When used in a generic sense, a Buddha is generally considered to be someone who discovers the true nature of reality. Buddhism until the 4th century A. D had little impact on China but in the 4th century its teachings hybridized with those of Taoism. They investigate consciousness , levels of truth, whether reality is ultimately empty, and how enlightenment is to be achieved. Buddhism has a spiritual aspect that compliments the action of Neo-Confucianism , with prominent Neo-Confucians advocating certain forms of meditation.

Neo-Confucianism was a revived version of old Confucian principles that appeared around the Song dynasty , with Buddhist , Taoist , and Legalist features. Authors: Rud , A. Reverence is a forgotten virtue in teaching and learning.

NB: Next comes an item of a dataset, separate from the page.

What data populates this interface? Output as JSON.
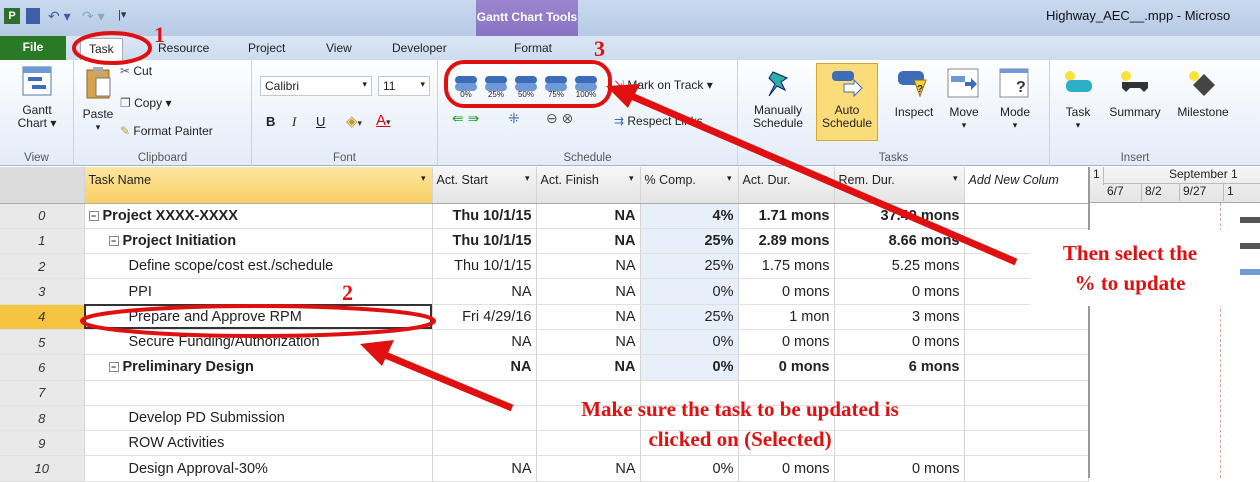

When taken in a broader spiritual sense, it is often associated with a mute and prim solemnity. The essays gathered here examine reverence as a way to understand some of the spiritual dimensions of classroom teaching.

Author A. Rud: A. They believe reverence is the heart of the educational endeavor. Teachers might be intrigued by the promise of reverence but still wonder how to create it in their students. Helpfully, several of the essays are somewhat autobiographical, showing how some teachers have made the effort.

I hope teachers at all levels will pay attention to this important topic.